### [Goal of the exercise]
Exact repetition is the task: copy every entry below.

Excerpts from an interface dataset:
--

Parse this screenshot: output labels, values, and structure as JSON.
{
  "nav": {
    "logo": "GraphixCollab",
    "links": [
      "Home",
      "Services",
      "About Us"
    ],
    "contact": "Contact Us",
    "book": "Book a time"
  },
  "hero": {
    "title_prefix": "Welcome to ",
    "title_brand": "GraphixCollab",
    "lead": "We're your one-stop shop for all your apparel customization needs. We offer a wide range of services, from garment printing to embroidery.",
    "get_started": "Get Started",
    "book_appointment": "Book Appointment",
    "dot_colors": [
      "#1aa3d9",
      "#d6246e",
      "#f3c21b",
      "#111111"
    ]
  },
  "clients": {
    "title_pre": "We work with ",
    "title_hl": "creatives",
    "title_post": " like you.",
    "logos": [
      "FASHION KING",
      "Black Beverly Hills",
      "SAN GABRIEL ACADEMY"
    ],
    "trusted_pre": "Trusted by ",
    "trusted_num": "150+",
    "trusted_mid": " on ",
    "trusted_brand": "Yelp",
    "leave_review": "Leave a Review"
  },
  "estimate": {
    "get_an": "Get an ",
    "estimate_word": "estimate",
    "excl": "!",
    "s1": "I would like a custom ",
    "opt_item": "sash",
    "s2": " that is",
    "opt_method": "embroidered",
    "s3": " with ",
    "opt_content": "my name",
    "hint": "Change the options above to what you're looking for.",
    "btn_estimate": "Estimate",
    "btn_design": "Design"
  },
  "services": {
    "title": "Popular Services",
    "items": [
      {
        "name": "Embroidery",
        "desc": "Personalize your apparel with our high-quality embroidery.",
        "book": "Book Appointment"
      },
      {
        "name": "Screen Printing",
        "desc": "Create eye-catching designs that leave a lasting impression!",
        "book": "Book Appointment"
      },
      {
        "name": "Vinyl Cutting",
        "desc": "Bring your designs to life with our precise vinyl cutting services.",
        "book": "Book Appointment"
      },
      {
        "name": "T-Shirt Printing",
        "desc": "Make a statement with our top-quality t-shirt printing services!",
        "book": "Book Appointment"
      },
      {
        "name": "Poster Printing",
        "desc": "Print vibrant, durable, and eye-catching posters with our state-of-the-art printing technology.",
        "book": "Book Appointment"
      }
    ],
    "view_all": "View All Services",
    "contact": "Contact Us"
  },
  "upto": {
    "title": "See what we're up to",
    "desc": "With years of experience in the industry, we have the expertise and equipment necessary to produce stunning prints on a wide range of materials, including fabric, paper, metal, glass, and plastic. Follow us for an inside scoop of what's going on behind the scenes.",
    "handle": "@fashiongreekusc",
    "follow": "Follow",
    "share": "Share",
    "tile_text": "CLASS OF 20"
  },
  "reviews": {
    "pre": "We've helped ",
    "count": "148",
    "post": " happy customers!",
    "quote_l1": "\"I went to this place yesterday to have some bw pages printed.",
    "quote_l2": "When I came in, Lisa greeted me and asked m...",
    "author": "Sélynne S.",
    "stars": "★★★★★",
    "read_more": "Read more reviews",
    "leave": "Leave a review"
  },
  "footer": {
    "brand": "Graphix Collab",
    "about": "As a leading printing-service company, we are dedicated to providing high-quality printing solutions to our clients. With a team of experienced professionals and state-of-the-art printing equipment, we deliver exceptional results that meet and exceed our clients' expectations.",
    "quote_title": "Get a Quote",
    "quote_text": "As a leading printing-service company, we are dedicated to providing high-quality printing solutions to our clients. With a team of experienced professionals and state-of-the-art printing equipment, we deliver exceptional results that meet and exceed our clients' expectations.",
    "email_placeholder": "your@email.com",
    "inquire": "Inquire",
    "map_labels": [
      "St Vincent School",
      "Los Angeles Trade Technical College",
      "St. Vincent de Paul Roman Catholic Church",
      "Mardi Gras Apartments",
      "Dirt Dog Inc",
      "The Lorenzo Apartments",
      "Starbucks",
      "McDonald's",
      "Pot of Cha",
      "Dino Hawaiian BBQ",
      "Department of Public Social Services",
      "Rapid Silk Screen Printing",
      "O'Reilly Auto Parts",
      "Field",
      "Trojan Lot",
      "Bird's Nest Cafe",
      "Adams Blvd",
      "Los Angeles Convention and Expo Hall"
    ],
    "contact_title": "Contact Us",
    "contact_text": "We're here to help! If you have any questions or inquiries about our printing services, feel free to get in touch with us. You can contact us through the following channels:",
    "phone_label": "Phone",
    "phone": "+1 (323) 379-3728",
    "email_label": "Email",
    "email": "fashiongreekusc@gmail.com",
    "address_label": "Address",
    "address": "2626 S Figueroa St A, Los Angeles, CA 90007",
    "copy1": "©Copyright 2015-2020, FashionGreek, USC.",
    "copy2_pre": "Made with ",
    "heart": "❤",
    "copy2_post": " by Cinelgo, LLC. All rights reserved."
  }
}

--

### [Result of this task]
Parse this screenshot: output labels, values, and structure as JSON.
{
  "nav": {
    "logo": "GraphixCollab",
    "links": [
      "Home",
      "Services",
      "About Us"
    ],
    "contact": "Contact Us",
    "book": "Book a time"
  },
  "hero": {
    "title_prefix": "Welcome to ",
    "title_brand": "GraphixCollab",
    "lead": "We're your one-stop shop for all your apparel customization needs. We offer a wide range of services, from garment printing to embroidery.",
    "get_started": "Get Started",
    "book_appointment": "Book Appointment",
    "dot_colors": [
      "#1aa3d9",
      "#d6246e",
      "#f3c21b",
      "#111111"
    ]
  },
  "clients": {
    "title_pre": "We work with ",
    "title_hl": "creatives",
    "title_post": " like you.",
    "logos": [
      "FASHION KING",
      "Black Beverly Hills",
      "SAN GABRIEL ACADEMY"
    ],
    "trusted_pre": "Trusted by ",
    "trusted_num": "150+",
    "trusted_mid": " on ",
    "trusted_brand": "Yelp",
    "leave_review": "Leave a Review"
  },
  "estimate": {
    "get_an": "Get an ",
    "estimate_word": "estimate",
    "excl": "!",
    "s1": "I would like a custom ",
    "opt_item": "sash",
    "s2": " that is",
    "opt_method": "embroidered",
    "s3": " with ",
    "opt_content": "my name",
    "hint": "Change the options above to what you're looking for.",
    "btn_estimate": "Estimate",
    "btn_design": "Design"
  },
  "services": {
    "title": "Popular Services",
    "items": [
      {
        "name": "Embroidery",
        "desc": "Personalize your apparel with our high-quality embroidery.",
        "book": "Book Appointment"
      },
      {
        "name": "Screen Printing",
        "desc": "Create eye-catching designs that leave a lasting impression!",
        "book": "Book Appointment"
      },
      {
        "name": "Vinyl Cutting",
        "desc": "Bring your designs to life with our precise vinyl cutting services.",
        "book": "Book Appointment"
      },
      {
        "name": "T-Shirt Printing",
        "desc": "Make a statement with our top-quality t-shirt printing services!",
        "book": "Book Appointment"
      },
      {
        "name": "Poster Printing",
        "desc": "Print vibrant, durable, and eye-catching posters with our state-of-the-art printing technology.",
        "book": "Book Appointment"
      }
    ],
    "view_all": "View All Services",
    "contact": "Contact Us"
  },
  "upto": {
    "title": "See what we're up to",
    "desc": "With years of experience in the industry, we have the expertise and equipment necessary to produce stunning prints on a wide range of materials, including fabric, paper, metal, glass, and plastic. Follow us for an inside scoop of what's going on behind the scenes.",
    "handle": "@fashiongreekusc",
    "follow": "Follow",
    "share": "Share",
    "tile_text": "CLASS OF 20"
  },
  "reviews": {
    "pre": "We've helped ",
    "count": "148",
    "post": " happy customers!",
    "quote_l1": "\"I went to this place yesterday to have some bw pages printed.",
    "quote_l2": "When I came in, Lisa greeted me and asked m...",
    "author": "Sélynne S.",
    "stars": "★★★★★",
    "read_more": "Read more reviews",
    "leave": "Leave a review"
  },
  "footer": {
    "brand": "Graphix Collab",
    "about": "As a leading printing-service company, we are dedicated to providing high-quality printing solutions to our clients. With a team of experienced professionals and state-of-the-art printing equipment, we deliver exceptional results that meet and exceed our clients' expectations.",
    "quote_title": "Get a Quote",
    "quote_text": "As a leading printing-service company, we are dedicated to providing high-quality printing solutions to our clients. With a team of experienced professionals and state-of-the-art printing equipment, we deliver exceptional results that meet and exceed our clients' expectations.",
    "email_placeholder": "your@email.com",
    "inquire": "Inquire",
    "map_labels": [
      "St Vincent School",
      "Los Angeles Trade Technical College",
      "St. Vincent de Paul Roman Catholic Church",
      "Mardi Gras Apartments",
      "Dirt Dog Inc",
      "The Lorenzo Apartments",
      "Starbucks",
      "McDonald's",
      "Pot of Cha",
      "Dino Hawaiian BBQ",
      "Department of Public Social Services",
      "Rapid Silk Screen Printing",
      "O'Reilly Auto Parts",
      "Field",
      "Trojan Lot",
      "Bird's Nest Cafe",
      "Adams Blvd",
      "Los Angeles Convention and Expo Hall"
    ],
    "contact_title": "Contact Us",
    "contact_text": "We're here to help! If you have any questions or inquiries about our printing services, feel free to get in touch with us. You can contact us through the following channels:",
    "phone_label": "Phone",
    "phone": "+1 (323) 379-3728",
    "email_label": "Email",
    "email": "fashiongreekusc@gmail.com",
    "address_label": "Address",
    "address": "2626 S Figueroa St A, Los Angeles, CA 90007",
    "copy1": "©Copyright 2015-2020, FashionGreek, USC.",
    "copy2_pre": "Made with ",
    "heart": "❤",
    "copy2_post": " by Cinelgo, LLC. All rights reserved."
  }
}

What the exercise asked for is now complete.